We have described the cultivation of a minute organism, upon the special media devised by Noguchi for growing spirochetal organisms, that gives rise to pyrexial and leucocytic reactions in the guinea pig. The reaction in the animal following the injection of culture filtrate is identical with that induced by the inoculation of human dengue blood.
While it is possible, it is hardly probable that the infection of animals with cultures of this microorganism several generations removed from the original is due to a mechanically transferred virus with which the visible microorganism cultivated became accidentally associated. Furthermore, it is unlikely that such a virus would remain viable and be carried over to subcultures in sufficient numbers to infect the animal.
The microorganisms appear in culture as globoid bodies measuring from 0.1 to 0.3µ in diameter and are arranged singly, in pairs, and in short chains. They readily pass through the Berkefeld filter (N and V) and the filtrate gives rise to a characteristic reaction in the inoculated guinea pig. The filtrate yields in subplants the same globoid bodies of the original culture.
Initial cultures have been obtained directly from the blood of the human case as well as from the blood of guinea pigs reacting to the human material. However, only early generations retain the degree of virulence necessary to cause the experimental reaction, the culture of remote generation failing to infect.
As far as known this minute organism has characters in common with the globoid bodies of Flexner and Noguchi obtained from cases of poliomyelitis. In plasma semisolid medium the striking feature indicative of growth is colonization, which in itself serves to differentiate the opalescence of the medium occasioned by disintegration of the contained tissue.
As regards the presence of spirochetal organisms in the blood of dengue fever, we may state that examination was made of the material from human cases and from. a large number of inoculated animals. Despite the most careful search with the dark-field microscope and repeated examinations of blood specimens stained by the best methods, we have been unable to find any demonstrable spiral organism in the blood of dengue patients or in the experimentally inoculated animal.
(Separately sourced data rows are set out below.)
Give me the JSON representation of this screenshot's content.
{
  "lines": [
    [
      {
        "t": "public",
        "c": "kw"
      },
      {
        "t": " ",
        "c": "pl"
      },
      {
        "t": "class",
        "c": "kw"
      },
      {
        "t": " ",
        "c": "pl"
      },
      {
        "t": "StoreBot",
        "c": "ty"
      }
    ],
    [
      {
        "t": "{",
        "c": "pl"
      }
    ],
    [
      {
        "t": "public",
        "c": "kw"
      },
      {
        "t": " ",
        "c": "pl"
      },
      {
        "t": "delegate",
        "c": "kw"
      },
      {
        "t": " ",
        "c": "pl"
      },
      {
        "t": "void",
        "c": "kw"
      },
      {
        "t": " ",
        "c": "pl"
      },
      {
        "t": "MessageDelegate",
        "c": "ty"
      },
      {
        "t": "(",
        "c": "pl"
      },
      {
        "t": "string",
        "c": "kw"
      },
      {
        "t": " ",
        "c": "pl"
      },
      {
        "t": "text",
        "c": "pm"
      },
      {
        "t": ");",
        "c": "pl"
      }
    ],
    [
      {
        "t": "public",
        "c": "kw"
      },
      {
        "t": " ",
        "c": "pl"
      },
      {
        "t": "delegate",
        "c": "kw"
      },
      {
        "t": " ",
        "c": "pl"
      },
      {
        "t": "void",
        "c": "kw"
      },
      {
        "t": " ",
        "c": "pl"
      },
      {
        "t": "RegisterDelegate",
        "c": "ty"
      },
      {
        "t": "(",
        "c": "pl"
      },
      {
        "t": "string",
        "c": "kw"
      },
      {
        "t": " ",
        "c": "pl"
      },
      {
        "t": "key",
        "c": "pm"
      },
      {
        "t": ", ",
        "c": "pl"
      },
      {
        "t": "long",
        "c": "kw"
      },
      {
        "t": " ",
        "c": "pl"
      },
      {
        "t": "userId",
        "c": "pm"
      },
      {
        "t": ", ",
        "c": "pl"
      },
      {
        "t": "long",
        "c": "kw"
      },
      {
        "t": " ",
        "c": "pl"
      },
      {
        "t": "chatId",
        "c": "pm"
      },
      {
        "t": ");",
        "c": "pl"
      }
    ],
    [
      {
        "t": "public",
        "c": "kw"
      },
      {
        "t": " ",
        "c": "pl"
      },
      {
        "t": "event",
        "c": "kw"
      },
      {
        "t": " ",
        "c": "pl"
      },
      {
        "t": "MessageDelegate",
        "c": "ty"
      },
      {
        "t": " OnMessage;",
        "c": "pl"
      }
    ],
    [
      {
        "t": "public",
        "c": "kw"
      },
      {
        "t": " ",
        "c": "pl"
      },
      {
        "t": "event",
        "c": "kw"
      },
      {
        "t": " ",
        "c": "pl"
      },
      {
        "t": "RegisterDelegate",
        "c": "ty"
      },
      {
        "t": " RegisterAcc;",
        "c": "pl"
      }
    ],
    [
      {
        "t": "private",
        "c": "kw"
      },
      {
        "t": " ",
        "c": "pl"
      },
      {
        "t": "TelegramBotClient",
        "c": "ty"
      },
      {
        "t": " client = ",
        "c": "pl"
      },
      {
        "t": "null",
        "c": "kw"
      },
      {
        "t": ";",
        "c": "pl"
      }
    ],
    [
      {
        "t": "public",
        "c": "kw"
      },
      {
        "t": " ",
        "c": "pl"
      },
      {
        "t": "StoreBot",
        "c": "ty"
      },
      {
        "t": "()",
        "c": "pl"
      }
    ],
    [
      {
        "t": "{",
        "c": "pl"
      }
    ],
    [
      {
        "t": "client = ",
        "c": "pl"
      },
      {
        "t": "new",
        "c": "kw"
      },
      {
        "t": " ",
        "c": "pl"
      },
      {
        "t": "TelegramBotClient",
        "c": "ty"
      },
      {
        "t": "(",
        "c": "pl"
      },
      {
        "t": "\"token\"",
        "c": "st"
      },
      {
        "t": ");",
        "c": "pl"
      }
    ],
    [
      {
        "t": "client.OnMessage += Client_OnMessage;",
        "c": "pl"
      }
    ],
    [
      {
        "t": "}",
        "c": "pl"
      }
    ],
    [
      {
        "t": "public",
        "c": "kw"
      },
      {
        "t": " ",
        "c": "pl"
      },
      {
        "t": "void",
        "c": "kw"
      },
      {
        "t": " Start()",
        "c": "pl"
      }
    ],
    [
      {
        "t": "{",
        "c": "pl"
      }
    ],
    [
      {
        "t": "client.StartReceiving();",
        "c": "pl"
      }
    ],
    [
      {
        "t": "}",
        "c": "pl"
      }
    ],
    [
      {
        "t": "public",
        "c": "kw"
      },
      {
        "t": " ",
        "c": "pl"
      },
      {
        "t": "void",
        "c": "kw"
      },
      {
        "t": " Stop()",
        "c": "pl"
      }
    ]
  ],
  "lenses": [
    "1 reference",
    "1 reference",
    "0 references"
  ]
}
The minute organism herein described is frequently present in cultures of the blood of human dengue and of animals inoculated with dengue material. The inoculation of the culture into guinea pigs produces a response comparable to that occurring in the human case, and that induced by the injection of human dengue blood in guinea pigs. While we are of the opinion that the anaerobic globular bodies described may bear etiological relationship to dengue, we realize that further proof and confirmation of our work are required to establish the connection.